#### Your assignment
The records should be copied out again with no alteration.

=== Dataset extract ===

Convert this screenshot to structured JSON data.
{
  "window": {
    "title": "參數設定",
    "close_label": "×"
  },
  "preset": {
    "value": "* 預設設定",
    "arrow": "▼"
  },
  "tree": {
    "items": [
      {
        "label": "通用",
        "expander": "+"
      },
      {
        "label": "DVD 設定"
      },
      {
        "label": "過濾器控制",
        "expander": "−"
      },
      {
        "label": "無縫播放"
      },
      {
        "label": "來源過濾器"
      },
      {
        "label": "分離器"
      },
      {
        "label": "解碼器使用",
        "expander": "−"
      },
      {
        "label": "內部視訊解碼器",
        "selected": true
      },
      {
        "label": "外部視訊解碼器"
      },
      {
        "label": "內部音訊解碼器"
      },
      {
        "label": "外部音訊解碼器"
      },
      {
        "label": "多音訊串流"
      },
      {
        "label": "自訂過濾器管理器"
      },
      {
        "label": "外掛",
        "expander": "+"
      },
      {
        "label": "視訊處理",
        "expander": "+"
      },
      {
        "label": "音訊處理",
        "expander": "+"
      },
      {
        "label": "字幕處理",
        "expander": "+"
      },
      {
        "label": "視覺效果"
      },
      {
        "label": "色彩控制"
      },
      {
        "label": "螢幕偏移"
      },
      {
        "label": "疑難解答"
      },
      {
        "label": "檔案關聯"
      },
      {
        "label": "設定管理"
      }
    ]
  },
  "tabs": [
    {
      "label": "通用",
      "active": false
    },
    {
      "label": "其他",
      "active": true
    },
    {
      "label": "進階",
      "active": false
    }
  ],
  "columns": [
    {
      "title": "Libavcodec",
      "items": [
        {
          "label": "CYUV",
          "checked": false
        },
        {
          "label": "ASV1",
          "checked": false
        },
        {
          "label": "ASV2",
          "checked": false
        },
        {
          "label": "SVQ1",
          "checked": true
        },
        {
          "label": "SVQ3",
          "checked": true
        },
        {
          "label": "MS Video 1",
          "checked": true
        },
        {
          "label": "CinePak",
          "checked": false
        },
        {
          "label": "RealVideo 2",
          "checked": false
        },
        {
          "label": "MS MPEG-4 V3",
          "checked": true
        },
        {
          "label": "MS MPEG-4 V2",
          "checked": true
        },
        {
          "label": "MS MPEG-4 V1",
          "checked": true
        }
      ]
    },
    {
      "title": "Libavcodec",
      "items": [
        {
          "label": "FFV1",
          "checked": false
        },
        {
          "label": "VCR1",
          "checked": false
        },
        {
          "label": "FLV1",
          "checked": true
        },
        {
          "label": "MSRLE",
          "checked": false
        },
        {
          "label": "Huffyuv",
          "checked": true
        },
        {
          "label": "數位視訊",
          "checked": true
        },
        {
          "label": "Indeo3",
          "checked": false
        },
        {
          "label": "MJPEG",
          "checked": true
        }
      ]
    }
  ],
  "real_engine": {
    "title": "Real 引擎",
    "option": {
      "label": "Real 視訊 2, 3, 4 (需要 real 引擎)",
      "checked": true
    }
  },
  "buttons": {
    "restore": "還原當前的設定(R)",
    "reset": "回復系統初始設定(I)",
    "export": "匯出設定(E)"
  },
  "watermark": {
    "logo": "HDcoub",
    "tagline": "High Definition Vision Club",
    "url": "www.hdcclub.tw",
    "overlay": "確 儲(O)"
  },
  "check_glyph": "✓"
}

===

#### Final answer
Convert this screenshot to structured JSON data.
{
  "window": {
    "title": "參數設定",
    "close_label": "×"
  },
  "preset": {
    "value": "* 預設設定",
    "arrow": "▼"
  },
  "tree": {
    "items": [
      {
        "label": "通用",
        "expander": "+"
      },
      {
        "label": "DVD 設定"
      },
      {
        "label": "過濾器控制",
        "expander": "−"
      },
      {
        "label": "無縫播放"
      },
      {
        "label": "來源過濾器"
      },
      {
        "label": "分離器"
      },
      {
        "label": "解碼器使用",
        "expander": "−"
      },
      {
        "label": "內部視訊解碼器",
        "selected": true
      },
      {
        "label": "外部視訊解碼器"
      },
      {
        "label": "內部音訊解碼器"
      },
      {
        "label": "外部音訊解碼器"
      },
      {
        "label": "多音訊串流"
      },
      {
        "label": "自訂過濾器管理器"
      },
      {
        "label": "外掛",
        "expander": "+"
      },
      {
        "label": "視訊處理",
        "expander": "+"
      },
      {
        "label": "音訊處理",
        "expander": "+"
      },
      {
        "label": "字幕處理",
        "expander": "+"
      },
      {
        "label": "視覺效果"
      },
      {
        "label": "色彩控制"
      },
      {
        "label": "螢幕偏移"
      },
      {
        "label": "疑難解答"
      },
      {
        "label": "檔案關聯"
      },
      {
        "label": "設定管理"
      }
    ]
  },
  "tabs": [
    {
      "label": "通用",
      "active": false
    },
    {
      "label": "其他",
      "active": true
    },
    {
      "label": "進階",
      "active": false
    }
  ],
  "columns": [
    {
      "title": "Libavcodec",
      "items": [
        {
          "label": "CYUV",
          "checked": false
        },
        {
          "label": "ASV1",
          "checked": false
        },
        {
          "label": "ASV2",
          "checked": false
        },
        {
          "label": "SVQ1",
          "checked": true
        },
        {
          "label": "SVQ3",
          "checked": true
        },
        {
          "label": "MS Video 1",
          "checked": true
        },
        {
          "label": "CinePak",
          "checked": false
        },
        {
          "label": "RealVideo 2",
          "checked": false
        },
        {
          "label": "MS MPEG-4 V3",
          "checked": true
        },
        {
          "label": "MS MPEG-4 V2",
          "checked": true
        },
        {
          "label": "MS MPEG-4 V1",
          "checked": true
        }
      ]
    },
    {
      "title": "Libavcodec",
      "items": [
        {
          "label": "FFV1",
          "checked": false
        },
        {
          "label": "VCR1",
          "checked": false
        },
        {
          "label": "FLV1",
          "checked": true
        },
        {
          "label": "MSRLE",
          "checked": false
        },
        {
          "label": "Huffyuv",
          "checked": true
        },
        {
          "label": "數位視訊",
          "checked": true
        },
        {
          "label": "Indeo3",
          "checked": false
        },
        {
          "label": "MJPEG",
          "checked": true
        }
      ]
    }
  ],
  "real_engine": {
    "title": "Real 引擎",
    "option": {
      "label": "Real 視訊 2, 3, 4 (需要 real 引擎)",
      "checked": true
    }
  },
  "buttons": {
    "restore": "還原當前的設定(R)",
    "reset": "回復系統初始設定(I)",
    "export": "匯出設定(E)"
  },
  "watermark": {
    "logo": "HDcoub",
    "tagline": "High Definition Vision Club",
    "url": "www.hdcclub.tw",
    "overlay": "確 儲(O)"
  },
  "check_glyph": "✓"
}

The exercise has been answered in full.